I get a great deal of inquiries about how to determine the polycarbonate sheets and profiles needed to create a greenhouse. I have discovered that the very best way to handle this is to split the venture down into sections. polycarbonate panels would determine every single section and then add them all with each other to get your ultimate bill of content. I will display you an instance of how I would determine a 12 x 24 greenhouse with 6′ sidewalls and a 8′ peak peak. Your roof panels will be 6′ 6″. This give you marginally considerably less than a 3″ overhang on the roof panels. The profiles arrive in the pursuing lengths.
H profile (connecting sheets aspect by facet) 12′ or 24′
R profile (ridge profile) 12′ or 24′
U profile (this caps off the channels of the sheets, employed on the tops and bottoms of the sheets) 12′
F profile (for corners or flashing) 12′ or 24′
I would figure one side and then multiply it by 2.
Every single side would have 6 sheets at a 4′ width by 6′ six”.
When you are figuring the H’s (sheet connectors aspect by side) you simply subtract one from the overall amount of sheets on each and every facet. So, for this example, you would require five H’s at 7′. You would want to get 5 H’s at 12′, as this is the size they are available in. You do not want to use a “patched together” H on your roof (or at any time actually).
If you are utilizing a polycarbonate R or ridge, you would want 1 piece at 24′.
To figure the U’s you would need to determine the linear foot overall for the bottom and tops of the sheets. The exception to this is if you are using a ridge. The ridge is already serving the identical objective as the U at the leading of the sheet. So, given that we are employing the ridge we require 24′ of U, or two pieces at 12′.
Multiply this by 2 and you are completed.
I would determine one particular aspect and then multiply it by 2.
Every single side would have 6 sheets at 4′ x 6′.
When you are figuring the H’s (sheet connectors side by side) you simply subtract one from the total amount of sheets on each aspect. So, for this example, you would need to have five H’s at 7′. You would want to purchase 5 H’s at 12′, as this is the size they are available in.
To determine the U’s you would require to determine the linear foot complete for the base and tops of the sheets.
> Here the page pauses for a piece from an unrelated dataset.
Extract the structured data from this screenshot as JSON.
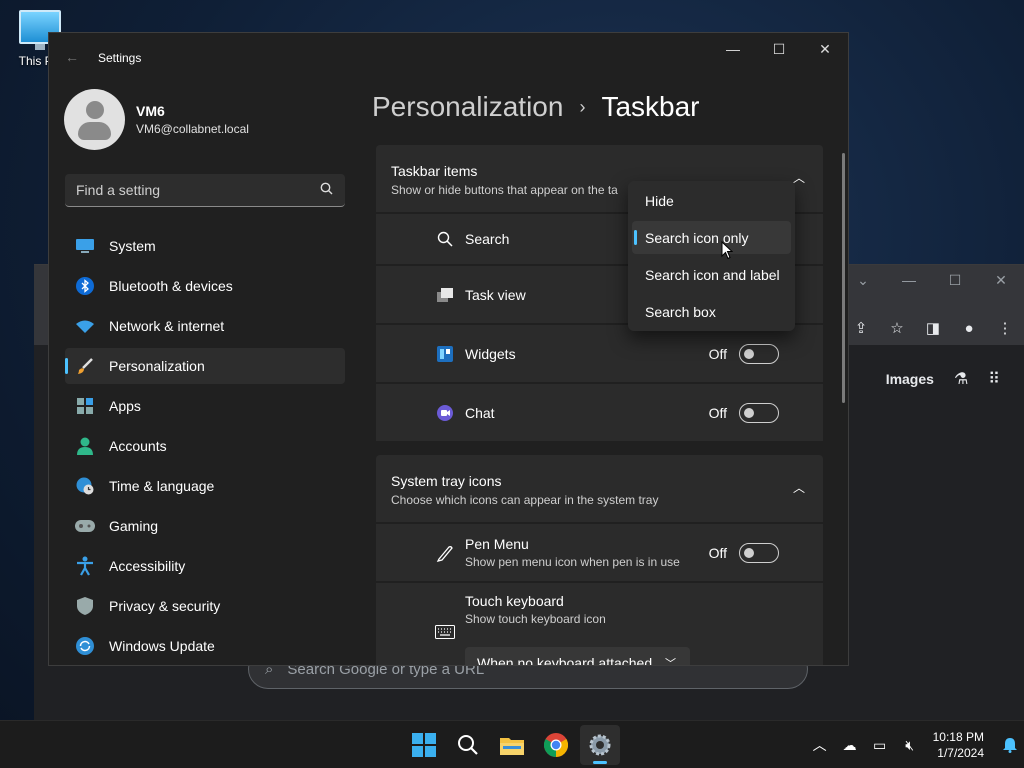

So, for 6 sheets 4′ extensive you would want 24′ at the leading and 24′ at the bottom for a total of 4 – 12′ U profiles.
Multiply this by 2 and you are accomplished.
I would just go in advance and figure the corners below. You need four F profiles at 6′. I would get a single 24′ F profile for the total job.
I would figure one particular aspect and then multiply by two.
You want to have one sheet the entire size from the ridge to the ground. You will have to cut the angle on website. So, I would order 3 sheets at 4′ x 8′.
When you are figuring the H’s (sheet connectors facet by side) you just subtract one from the whole amount of sheets on every single aspect. So, for this case in point, you would require 2 H’s at 8′. You would want to get two H’s at 12′, as this is the length they are available in.
To figure the U’s you would want to figure the linear foot overall for the base and tops of the sheets. So, for 3 sheets at 4′ you would need a single 12′ U for the base. You also need to have a U for the gables. You know your roof panels are 6′ six”, so this would be the approximate duration of U you would want to include the gable finishes. So, I would purchase 2 of the 12′ U’s for the gables. This finish would want a total of 3 – 12′ U’s. You are likely to have a door on 1 conclude, and will require to adjust this for the other stop. You will want to reduce down on your sheets and also be certain to insert sufficient U to frame out your doorway the place you have cut the polycarbonate sheets.